You sure can say one thing about this movie: it’s not short on comedy! While the boys continued to “ad-lib” most of their lines (as provided by their gag writers), one genuine ad-lib made it in, when, in one of the early scenes in the movie, the camel they were working with spit on Bob Hope, and the director kept the camera going long enough to get Bing’s reaction. Then, of course, there is the film’s reprise of “Moonlight Becomes You” later in the movie, with Bing and Bob joined by a mirage of Dorothy, and their voices all switching around. Dottie plays it straight, with Bing reacting a little to the voice switching and Bob just having fun with it. Now that I’ve had a chance to see the movie Here Comes Mr. Jordan, I do think that the references to that movie play a little better (but, since there is no real “world-building” here, you can get away with not watching that movie). There are certainly a lot of other wonderful bits of comedy (including a pair of “talking” camels), but I should mention that at least one moment early on might sour modern audiences, a moment where they observe a mentally challenged man able to get free food from the market vendors because they consider them sacred, and so Bob’s Orville tries to act mentally challenged to get some food (and fails). Otherwise, though, I do consider this to be a fun movie, and would easily recommend it (of course, I do suggest seeing the earlier movies in the series first).

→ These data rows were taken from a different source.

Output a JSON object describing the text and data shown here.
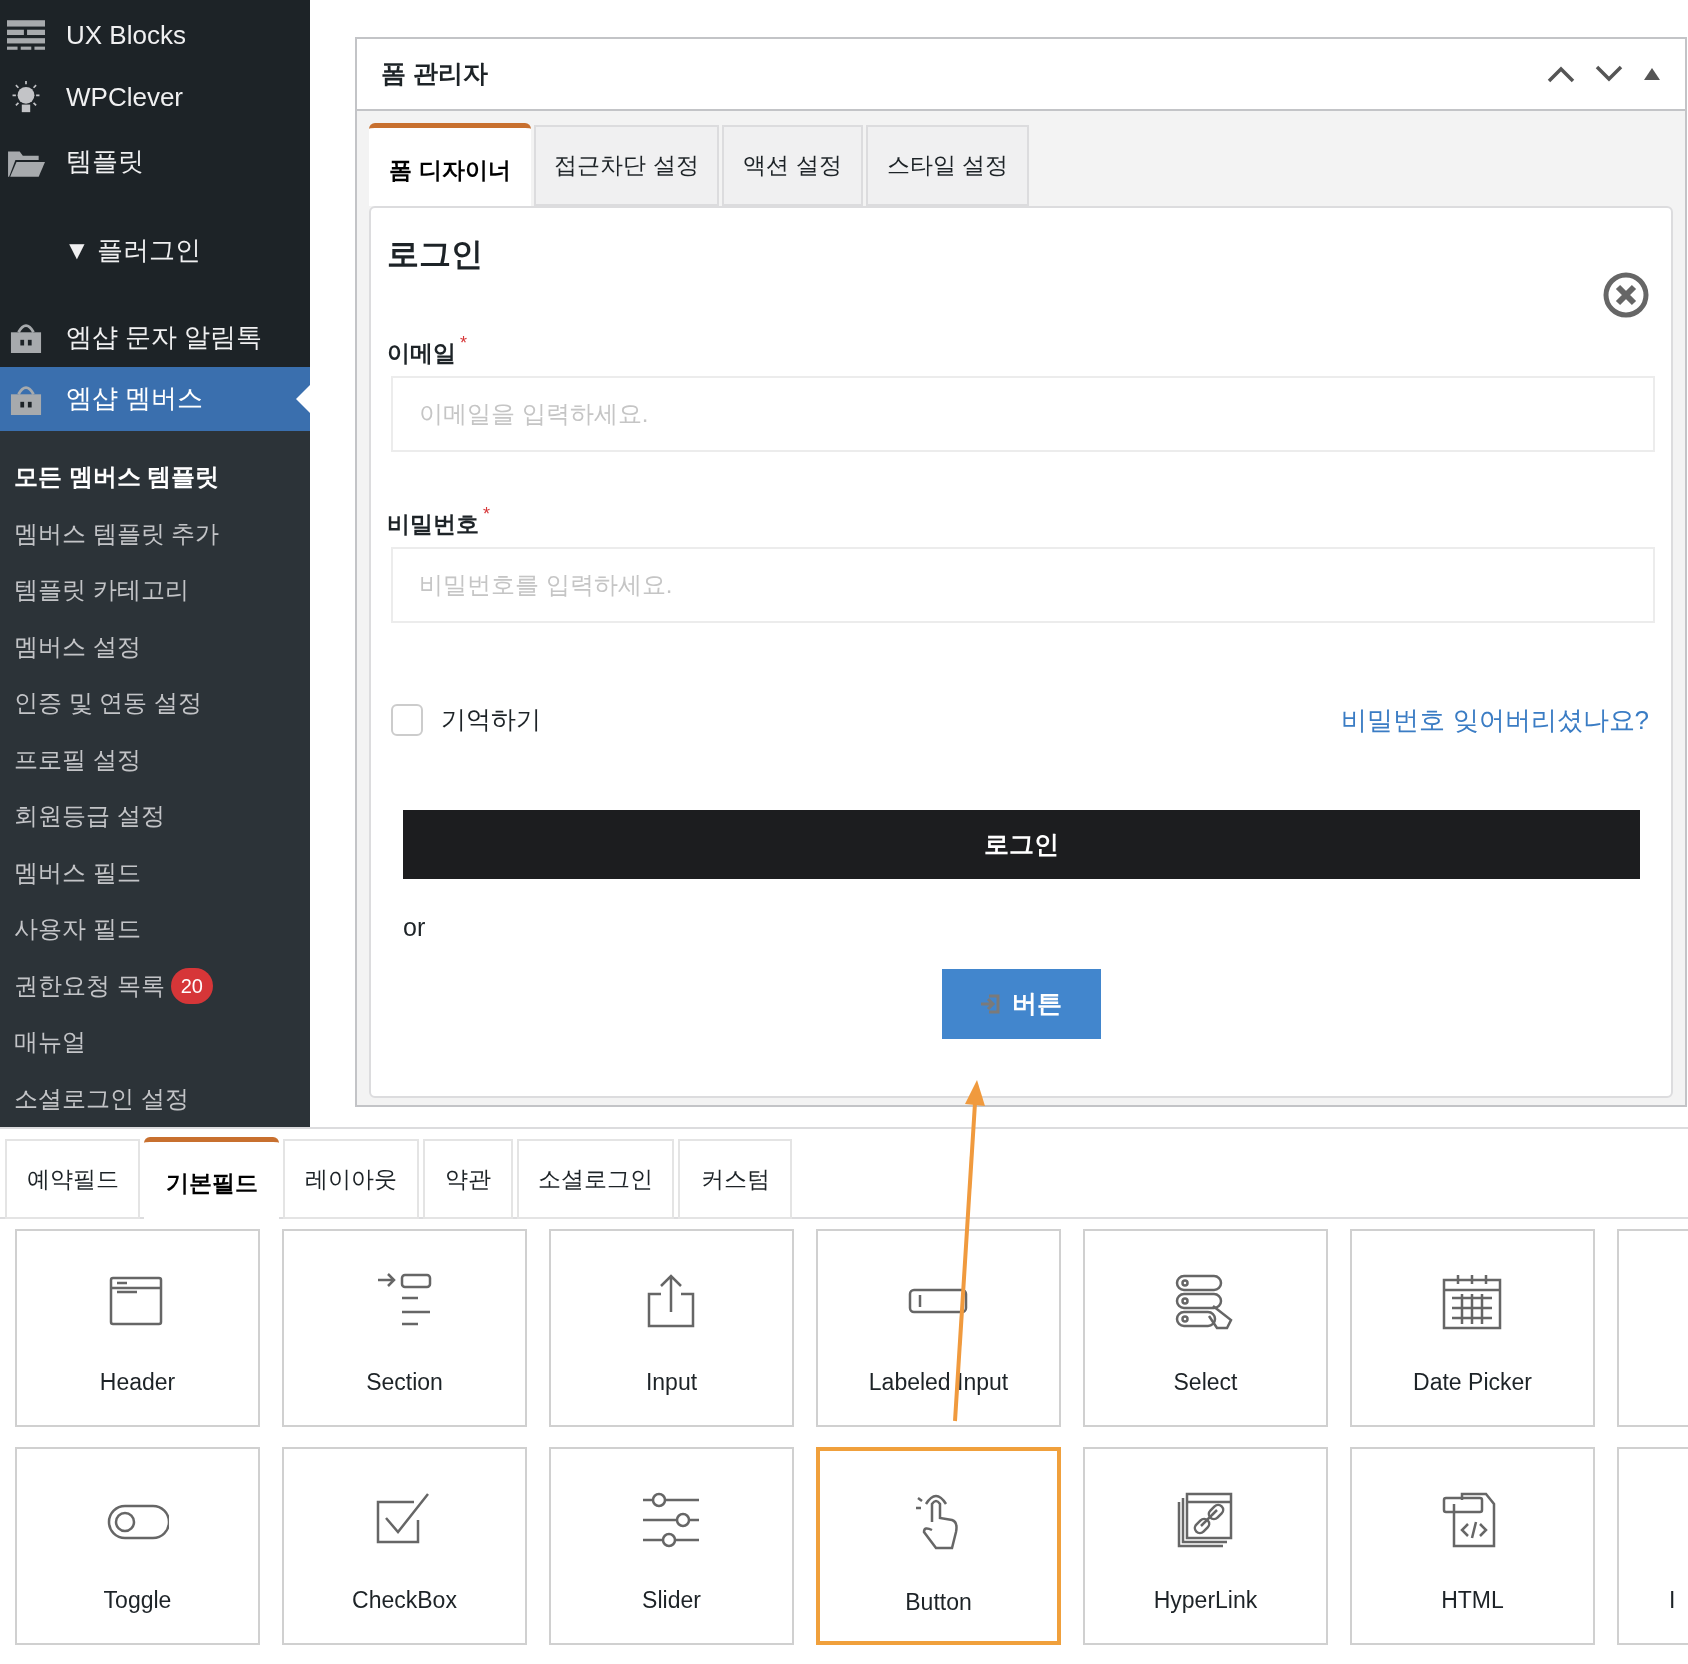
{
  "sidebar": {
    "items": [
      {
        "label": "UX Blocks",
        "kind": "menu",
        "selected": false
      },
      {
        "label": "WPClever",
        "kind": "menu",
        "selected": false
      },
      {
        "label": "템플릿",
        "kind": "menu",
        "selected": false
      },
      {
        "label": "▼ 플러그인",
        "kind": "group"
      },
      {
        "label": "엠샵 문자 알림톡",
        "kind": "menu",
        "selected": false
      },
      {
        "label": "엠샵 멤버스",
        "kind": "menu",
        "selected": true
      }
    ],
    "submenu": [
      {
        "label": "모든 멤버스 템플릿",
        "selected": true
      },
      {
        "label": "멤버스 템플릿 추가",
        "selected": false
      },
      {
        "label": "템플릿 카테고리",
        "selected": false
      },
      {
        "label": "멤버스 설정",
        "selected": false
      },
      {
        "label": "인증 및 연동 설정",
        "selected": false
      },
      {
        "label": "프로필 설정",
        "selected": false
      },
      {
        "label": "회원등급 설정",
        "selected": false
      },
      {
        "label": "멤버스 필드",
        "selected": false
      },
      {
        "label": "사용자 필드",
        "selected": false
      },
      {
        "label": "권한요청 목록",
        "badge": "20",
        "selected": false
      },
      {
        "label": "매뉴얼",
        "selected": false
      },
      {
        "label": "소셜로그인 설정",
        "selected": false
      }
    ]
  },
  "form_manager": {
    "title": "폼 관리자",
    "tabs": [
      {
        "label": "폼 디자이너",
        "selected": true
      },
      {
        "label": "접근차단 설정",
        "selected": false
      },
      {
        "label": "액션 설정",
        "selected": false
      },
      {
        "label": "스타일 설정",
        "selected": false
      }
    ],
    "form": {
      "title": "로그인",
      "fields": [
        {
          "label": "이메일",
          "required_mark": "*",
          "placeholder": "이메일을 입력하세요."
        },
        {
          "label": "비밀번호",
          "required_mark": "*",
          "placeholder": "비밀번호를 입력하세요."
        }
      ],
      "remember": {
        "label": "기억하기",
        "checked": false
      },
      "forgot_link": "비밀번호 잊어버리셨나요?",
      "submit": "로그인",
      "separator": "or",
      "extra_button": "버튼"
    }
  },
  "field_palette": {
    "tabs": [
      {
        "label": "예약필드",
        "selected": false
      },
      {
        "label": "기본필드",
        "selected": true
      },
      {
        "label": "레이아웃",
        "selected": false
      },
      {
        "label": "약관",
        "selected": false
      },
      {
        "label": "소셜로그인",
        "selected": false
      },
      {
        "label": "커스텀",
        "selected": false
      }
    ],
    "tiles": [
      {
        "label": "Header",
        "kind": "tile",
        "selected": false
      },
      {
        "label": "Section",
        "kind": "tile",
        "selected": false
      },
      {
        "label": "Input",
        "kind": "tile",
        "selected": false
      },
      {
        "label": "Labeled Input",
        "kind": "tile",
        "selected": false
      },
      {
        "label": "Select",
        "kind": "tile",
        "selected": false
      },
      {
        "label": "Date Picker",
        "kind": "tile",
        "selected": false
      },
      {
        "kind": "partial",
        "selected": false
      },
      {
        "label": "Toggle",
        "kind": "tile",
        "selected": false
      },
      {
        "label": "CheckBox",
        "kind": "tile",
        "selected": false
      },
      {
        "label": "Slider",
        "kind": "tile",
        "selected": false
      },
      {
        "label": "Button",
        "kind": "tile",
        "selected": true
      },
      {
        "label": "HyperLink",
        "kind": "tile",
        "selected": false
      },
      {
        "label": "HTML",
        "kind": "tile",
        "selected": false
      },
      {
        "label": "I",
        "kind": "partial",
        "selected": false
      }
    ]
  }
}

This movie has been made available on Blu-ray from Kino Lorber (and has been available on DVD for years from Universal Studios). The transfer on the new Blu-ray looks about as good as I’ve ever seen the movie, with maybe a few scratches here and there. It’s certainly the way I would recommend seeing the movie. The movie is one hour, twenty-two minutes in length.

My Rating: 8/10

Audience Rating:

List Of Actor/Actress Filmographies/Collections

Holiday Inn (1942) – Bing Crosby – Going My Way (1944)

Road To Zanzibar (1941) – Bob Hope – Road To Utopia (1946)

Road To Zanzibar (1941) – Dorothy Lamour – Road To Utopia (1946)